→ Task input:
╭──
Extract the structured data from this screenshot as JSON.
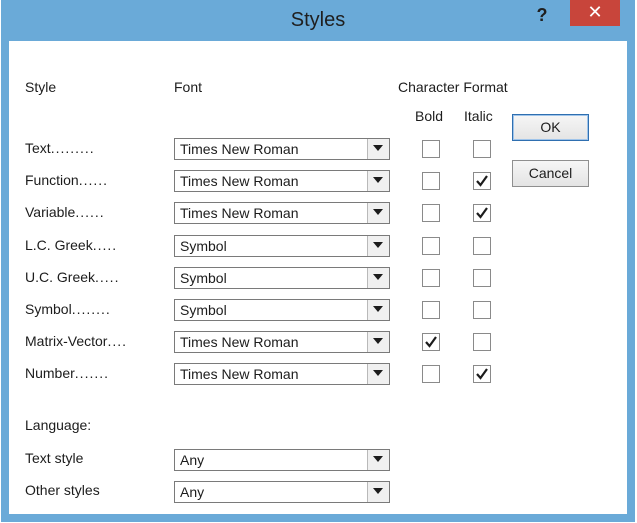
{
  "dialog": {
    "title": "Styles"
  },
  "titlebar": {
    "help_label": "?",
    "close_label": "✕"
  },
  "headers": {
    "style": "Style",
    "font": "Font",
    "character_format": "Character Format",
    "bold": "Bold",
    "italic": "Italic"
  },
  "rows": [
    {
      "style": "Text",
      "font": "Times New Roman",
      "bold": false,
      "italic": false
    },
    {
      "style": "Function",
      "font": "Times New Roman",
      "bold": false,
      "italic": true
    },
    {
      "style": "Variable",
      "font": "Times New Roman",
      "bold": false,
      "italic": true
    },
    {
      "style": "L.C. Greek",
      "font": "Symbol",
      "bold": false,
      "italic": false
    },
    {
      "style": "U.C. Greek",
      "font": "Symbol",
      "bold": false,
      "italic": false
    },
    {
      "style": "Symbol",
      "font": "Symbol",
      "bold": false,
      "italic": false
    },
    {
      "style": "Matrix-Vector",
      "font": "Times New Roman",
      "bold": true,
      "italic": false
    },
    {
      "style": "Number",
      "font": "Times New Roman",
      "bold": false,
      "italic": true
    }
  ],
  "dots": [
    ".........",
    "......",
    "......",
    ".....",
    ".....",
    "........",
    "....",
    "......."
  ],
  "buttons": {
    "ok": "OK",
    "cancel": "Cancel"
  },
  "language": {
    "label": "Language:",
    "text_style_label": "Text style",
    "text_style_value": "Any",
    "other_styles_label": "Other styles",
    "other_styles_value": "Any"
  },
  "colors": {
    "frame": "#6aaad8",
    "close": "#c8453b"
  }
}
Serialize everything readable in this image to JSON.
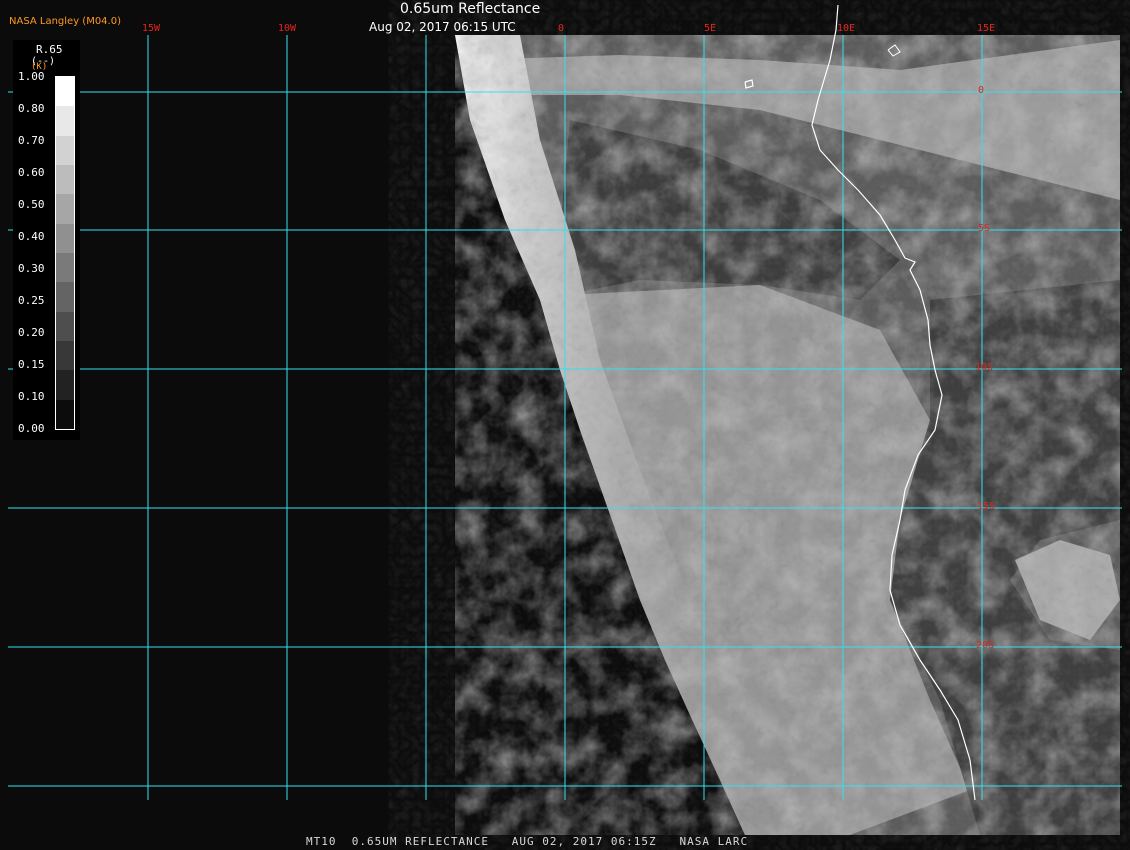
{
  "header": {
    "title": "0.65um Reflectance",
    "timestamp": "Aug 02, 2017 06:15 UTC",
    "org": "NASA Langley (M04.0)"
  },
  "footer": {
    "text": "MT10  0.65UM REFLECTANCE   AUG 02, 2017 06:15Z   NASA LARC"
  },
  "map": {
    "lon_labels": [
      "15W",
      "10W",
      "0",
      "5E",
      "10E",
      "15E"
    ],
    "lat_labels": [
      "0",
      "5S",
      "10S",
      "15S",
      "20S"
    ],
    "grid_color": "#33e0ee",
    "label_color": "#e0261e",
    "coast_color": "#ffffff"
  },
  "legend": {
    "title": "R.65",
    "unit": "(--)",
    "unit2": "(K)",
    "ticks": [
      "1.00",
      "0.80",
      "0.70",
      "0.60",
      "0.50",
      "0.40",
      "0.30",
      "0.25",
      "0.20",
      "0.15",
      "0.10",
      "0.00"
    ],
    "colors": [
      "#ffffff",
      "#e8e8e8",
      "#d2d2d2",
      "#bcbcbc",
      "#a6a6a6",
      "#909090",
      "#7a7a7a",
      "#646464",
      "#4e4e4e",
      "#383838",
      "#222222",
      "#0c0c0c"
    ]
  }
}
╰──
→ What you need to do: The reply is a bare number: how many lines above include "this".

→ Your response: 2